- Opening Delimiter -

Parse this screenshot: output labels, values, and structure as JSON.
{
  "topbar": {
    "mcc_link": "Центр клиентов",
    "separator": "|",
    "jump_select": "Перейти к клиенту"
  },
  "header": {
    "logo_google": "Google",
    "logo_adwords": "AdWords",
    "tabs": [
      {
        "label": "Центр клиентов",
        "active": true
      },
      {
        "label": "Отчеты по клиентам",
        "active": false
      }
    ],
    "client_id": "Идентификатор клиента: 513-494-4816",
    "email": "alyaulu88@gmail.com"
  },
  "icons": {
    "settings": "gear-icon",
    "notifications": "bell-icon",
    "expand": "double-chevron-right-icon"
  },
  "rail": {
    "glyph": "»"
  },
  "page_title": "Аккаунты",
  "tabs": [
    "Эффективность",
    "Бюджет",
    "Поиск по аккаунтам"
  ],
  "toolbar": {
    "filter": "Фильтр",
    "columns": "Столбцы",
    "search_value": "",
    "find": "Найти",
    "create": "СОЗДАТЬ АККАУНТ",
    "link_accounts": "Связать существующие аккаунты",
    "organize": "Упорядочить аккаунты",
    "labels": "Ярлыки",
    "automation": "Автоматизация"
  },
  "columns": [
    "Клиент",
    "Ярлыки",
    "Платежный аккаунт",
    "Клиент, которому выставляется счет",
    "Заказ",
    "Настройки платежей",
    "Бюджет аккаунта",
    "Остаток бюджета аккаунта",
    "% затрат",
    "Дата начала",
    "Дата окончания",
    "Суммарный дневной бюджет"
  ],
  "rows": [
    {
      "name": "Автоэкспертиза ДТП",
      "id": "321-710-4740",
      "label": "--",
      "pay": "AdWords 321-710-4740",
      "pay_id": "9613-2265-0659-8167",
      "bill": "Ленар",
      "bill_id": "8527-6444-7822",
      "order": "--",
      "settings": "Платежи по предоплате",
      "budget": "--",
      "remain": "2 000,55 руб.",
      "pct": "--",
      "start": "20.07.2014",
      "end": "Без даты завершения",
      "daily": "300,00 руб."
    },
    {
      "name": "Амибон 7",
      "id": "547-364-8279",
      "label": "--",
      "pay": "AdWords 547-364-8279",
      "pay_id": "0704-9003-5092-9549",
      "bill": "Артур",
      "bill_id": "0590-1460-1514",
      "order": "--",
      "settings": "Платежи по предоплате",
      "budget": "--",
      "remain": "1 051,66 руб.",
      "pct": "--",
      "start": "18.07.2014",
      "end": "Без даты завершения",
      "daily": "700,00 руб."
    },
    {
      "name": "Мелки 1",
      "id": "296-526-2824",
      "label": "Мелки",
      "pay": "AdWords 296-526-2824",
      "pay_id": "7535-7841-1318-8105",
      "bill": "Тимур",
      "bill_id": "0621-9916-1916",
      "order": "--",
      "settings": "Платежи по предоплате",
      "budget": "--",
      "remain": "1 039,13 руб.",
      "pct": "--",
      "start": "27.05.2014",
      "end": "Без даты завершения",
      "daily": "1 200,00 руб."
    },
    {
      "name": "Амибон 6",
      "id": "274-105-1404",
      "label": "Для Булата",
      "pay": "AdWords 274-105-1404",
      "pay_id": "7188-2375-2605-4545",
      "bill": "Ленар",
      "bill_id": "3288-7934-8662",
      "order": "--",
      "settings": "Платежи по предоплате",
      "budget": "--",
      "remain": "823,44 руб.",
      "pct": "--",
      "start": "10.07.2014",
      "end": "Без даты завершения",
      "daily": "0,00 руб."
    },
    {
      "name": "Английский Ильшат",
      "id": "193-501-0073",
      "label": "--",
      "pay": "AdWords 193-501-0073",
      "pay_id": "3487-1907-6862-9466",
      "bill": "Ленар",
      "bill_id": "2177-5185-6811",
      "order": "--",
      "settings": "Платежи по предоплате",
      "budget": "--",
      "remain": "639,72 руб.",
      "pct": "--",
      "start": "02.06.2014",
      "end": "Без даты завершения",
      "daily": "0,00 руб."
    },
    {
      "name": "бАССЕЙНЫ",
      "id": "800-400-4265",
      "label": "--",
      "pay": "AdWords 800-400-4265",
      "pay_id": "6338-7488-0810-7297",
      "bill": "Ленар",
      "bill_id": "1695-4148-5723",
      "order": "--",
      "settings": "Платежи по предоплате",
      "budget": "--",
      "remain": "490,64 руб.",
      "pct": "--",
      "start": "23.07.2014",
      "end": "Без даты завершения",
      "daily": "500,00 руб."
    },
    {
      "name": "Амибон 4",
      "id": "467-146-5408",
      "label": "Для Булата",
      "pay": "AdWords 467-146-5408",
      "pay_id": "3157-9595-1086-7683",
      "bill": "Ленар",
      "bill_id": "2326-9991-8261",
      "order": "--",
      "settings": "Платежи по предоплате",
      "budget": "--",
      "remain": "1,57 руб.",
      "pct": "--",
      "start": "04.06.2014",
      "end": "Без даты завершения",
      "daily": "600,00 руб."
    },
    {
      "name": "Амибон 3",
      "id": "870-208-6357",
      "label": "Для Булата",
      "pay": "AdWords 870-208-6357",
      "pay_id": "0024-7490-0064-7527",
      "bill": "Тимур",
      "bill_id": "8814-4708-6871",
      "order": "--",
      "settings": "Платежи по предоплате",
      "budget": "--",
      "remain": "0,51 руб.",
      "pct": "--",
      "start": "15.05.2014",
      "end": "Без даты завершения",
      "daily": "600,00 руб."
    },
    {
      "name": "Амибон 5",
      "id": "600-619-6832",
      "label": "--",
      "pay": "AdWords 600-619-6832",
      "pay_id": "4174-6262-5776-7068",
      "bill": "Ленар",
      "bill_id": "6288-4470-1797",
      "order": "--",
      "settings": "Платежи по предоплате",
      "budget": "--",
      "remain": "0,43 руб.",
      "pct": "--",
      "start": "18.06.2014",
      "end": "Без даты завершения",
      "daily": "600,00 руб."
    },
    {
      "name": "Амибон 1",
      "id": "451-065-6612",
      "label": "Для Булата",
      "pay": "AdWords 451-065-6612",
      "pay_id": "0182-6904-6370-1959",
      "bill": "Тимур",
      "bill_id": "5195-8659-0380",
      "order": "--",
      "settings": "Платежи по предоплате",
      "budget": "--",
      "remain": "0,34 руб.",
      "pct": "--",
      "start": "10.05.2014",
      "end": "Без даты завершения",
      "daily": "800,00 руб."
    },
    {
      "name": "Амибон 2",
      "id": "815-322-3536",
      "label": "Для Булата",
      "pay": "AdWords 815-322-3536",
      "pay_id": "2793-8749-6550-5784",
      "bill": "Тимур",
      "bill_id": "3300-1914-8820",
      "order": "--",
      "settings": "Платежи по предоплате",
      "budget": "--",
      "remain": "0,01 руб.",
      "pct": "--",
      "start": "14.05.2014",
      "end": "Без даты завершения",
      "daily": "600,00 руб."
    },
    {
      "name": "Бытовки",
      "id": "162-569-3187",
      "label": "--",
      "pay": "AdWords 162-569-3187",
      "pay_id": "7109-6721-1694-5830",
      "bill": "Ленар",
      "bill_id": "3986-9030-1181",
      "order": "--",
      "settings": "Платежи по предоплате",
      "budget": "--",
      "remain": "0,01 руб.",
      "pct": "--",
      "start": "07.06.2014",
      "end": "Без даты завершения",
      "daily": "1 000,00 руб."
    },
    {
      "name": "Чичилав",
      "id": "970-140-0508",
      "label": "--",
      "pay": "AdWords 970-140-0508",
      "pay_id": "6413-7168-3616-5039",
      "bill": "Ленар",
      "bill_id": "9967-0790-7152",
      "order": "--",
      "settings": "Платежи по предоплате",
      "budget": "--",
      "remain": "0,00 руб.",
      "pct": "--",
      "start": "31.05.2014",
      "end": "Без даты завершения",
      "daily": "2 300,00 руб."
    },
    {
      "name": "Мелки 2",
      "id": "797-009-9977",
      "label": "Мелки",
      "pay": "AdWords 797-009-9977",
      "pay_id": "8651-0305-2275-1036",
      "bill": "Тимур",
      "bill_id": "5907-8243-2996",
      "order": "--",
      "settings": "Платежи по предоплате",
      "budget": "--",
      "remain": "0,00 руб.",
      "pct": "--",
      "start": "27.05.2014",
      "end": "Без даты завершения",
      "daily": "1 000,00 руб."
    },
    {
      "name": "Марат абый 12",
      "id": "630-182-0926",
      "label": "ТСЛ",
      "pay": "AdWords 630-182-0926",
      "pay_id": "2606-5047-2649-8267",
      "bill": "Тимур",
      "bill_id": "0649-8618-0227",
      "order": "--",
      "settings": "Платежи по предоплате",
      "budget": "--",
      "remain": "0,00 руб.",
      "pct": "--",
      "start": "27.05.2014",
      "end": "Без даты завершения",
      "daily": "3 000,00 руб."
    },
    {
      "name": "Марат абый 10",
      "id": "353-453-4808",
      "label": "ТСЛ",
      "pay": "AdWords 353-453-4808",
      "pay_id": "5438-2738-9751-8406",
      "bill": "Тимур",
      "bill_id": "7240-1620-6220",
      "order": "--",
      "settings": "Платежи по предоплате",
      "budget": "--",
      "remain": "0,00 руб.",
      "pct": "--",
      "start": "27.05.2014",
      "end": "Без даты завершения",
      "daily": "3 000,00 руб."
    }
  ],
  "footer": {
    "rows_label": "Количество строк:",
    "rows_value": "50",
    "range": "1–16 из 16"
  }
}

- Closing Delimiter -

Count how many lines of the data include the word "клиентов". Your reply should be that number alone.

(SOLUTION BELOW): 2